▸ **BRIEF**
Spot each line in the data below containing "Название" and copy it.

** Opening GIVEN RECORDS block **

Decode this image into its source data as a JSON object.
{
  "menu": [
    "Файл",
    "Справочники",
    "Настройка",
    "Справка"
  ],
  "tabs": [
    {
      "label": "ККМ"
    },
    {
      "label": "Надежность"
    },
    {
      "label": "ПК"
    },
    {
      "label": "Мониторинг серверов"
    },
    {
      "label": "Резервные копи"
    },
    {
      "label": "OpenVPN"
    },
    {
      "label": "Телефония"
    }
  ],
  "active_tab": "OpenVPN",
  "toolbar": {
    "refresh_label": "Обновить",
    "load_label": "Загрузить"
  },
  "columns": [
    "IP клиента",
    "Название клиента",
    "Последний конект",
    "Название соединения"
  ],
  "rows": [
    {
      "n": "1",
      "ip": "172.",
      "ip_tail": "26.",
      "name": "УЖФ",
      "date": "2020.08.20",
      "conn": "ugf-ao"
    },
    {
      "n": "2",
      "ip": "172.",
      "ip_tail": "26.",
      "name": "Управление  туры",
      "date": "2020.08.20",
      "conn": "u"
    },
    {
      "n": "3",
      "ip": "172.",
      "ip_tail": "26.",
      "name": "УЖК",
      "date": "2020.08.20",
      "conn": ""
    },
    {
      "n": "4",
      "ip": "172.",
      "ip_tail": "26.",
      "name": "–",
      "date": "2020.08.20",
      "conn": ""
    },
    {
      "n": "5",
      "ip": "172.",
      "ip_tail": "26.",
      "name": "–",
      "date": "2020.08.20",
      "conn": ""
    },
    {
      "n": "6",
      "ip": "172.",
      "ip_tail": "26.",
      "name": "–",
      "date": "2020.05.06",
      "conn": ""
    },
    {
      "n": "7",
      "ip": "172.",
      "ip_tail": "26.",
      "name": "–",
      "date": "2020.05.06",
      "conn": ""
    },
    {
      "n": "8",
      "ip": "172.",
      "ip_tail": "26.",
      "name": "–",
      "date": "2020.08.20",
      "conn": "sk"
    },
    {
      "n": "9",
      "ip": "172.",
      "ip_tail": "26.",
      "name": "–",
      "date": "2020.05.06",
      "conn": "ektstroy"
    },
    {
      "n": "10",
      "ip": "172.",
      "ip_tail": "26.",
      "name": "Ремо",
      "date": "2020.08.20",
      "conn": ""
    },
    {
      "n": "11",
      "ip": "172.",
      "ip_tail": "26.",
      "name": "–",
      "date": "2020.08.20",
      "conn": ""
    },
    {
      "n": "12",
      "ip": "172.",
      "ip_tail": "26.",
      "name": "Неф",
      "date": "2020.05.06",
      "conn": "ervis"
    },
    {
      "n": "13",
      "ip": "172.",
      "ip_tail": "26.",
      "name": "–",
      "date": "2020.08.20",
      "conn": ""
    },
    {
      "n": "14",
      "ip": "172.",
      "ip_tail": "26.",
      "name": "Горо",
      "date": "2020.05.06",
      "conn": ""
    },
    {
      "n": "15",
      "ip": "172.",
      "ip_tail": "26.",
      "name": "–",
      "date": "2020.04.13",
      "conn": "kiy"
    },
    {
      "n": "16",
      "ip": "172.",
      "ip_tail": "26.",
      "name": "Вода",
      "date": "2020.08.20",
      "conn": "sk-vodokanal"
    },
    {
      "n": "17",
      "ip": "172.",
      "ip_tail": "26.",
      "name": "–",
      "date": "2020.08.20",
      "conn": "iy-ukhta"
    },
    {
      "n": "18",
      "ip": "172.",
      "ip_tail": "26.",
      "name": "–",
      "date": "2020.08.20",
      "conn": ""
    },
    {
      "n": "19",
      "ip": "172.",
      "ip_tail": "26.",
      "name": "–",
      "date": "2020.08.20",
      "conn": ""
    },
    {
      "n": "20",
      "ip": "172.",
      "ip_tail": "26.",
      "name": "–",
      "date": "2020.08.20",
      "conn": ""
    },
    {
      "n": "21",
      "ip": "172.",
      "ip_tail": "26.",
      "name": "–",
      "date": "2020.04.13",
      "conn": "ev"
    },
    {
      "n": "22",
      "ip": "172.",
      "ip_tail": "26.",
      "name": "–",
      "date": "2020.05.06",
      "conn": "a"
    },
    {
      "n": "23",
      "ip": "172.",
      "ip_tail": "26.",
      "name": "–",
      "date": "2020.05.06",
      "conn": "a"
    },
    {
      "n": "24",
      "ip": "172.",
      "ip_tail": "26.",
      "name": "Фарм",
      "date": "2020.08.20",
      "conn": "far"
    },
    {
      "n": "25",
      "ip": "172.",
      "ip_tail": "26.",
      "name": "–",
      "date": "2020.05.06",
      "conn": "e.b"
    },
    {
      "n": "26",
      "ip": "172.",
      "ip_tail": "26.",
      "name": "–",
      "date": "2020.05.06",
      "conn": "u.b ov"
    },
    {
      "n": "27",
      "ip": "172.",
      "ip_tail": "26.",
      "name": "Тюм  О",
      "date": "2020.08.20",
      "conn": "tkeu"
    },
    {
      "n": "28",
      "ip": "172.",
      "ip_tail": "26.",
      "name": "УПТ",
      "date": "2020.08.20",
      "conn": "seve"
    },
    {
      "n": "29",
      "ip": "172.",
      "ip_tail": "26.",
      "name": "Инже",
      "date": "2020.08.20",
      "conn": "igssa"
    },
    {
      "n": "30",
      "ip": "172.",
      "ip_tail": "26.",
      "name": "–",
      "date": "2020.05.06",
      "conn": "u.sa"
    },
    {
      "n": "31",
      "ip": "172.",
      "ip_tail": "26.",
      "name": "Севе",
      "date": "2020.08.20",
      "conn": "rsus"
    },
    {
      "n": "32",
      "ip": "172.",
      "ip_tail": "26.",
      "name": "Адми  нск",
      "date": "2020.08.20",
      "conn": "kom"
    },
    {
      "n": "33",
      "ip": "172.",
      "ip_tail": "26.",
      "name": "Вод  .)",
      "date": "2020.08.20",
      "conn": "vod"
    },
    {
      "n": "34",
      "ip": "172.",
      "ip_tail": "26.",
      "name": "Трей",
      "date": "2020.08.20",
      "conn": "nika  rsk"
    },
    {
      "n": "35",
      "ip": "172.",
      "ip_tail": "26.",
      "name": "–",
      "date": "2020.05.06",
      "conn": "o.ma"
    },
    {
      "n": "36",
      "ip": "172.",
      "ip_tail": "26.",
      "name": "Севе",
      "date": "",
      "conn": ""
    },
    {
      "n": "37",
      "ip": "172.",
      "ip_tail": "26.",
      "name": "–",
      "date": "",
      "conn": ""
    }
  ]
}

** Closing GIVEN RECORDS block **

▸ **REPLY**
    "Название клиента",
    "Название соединения"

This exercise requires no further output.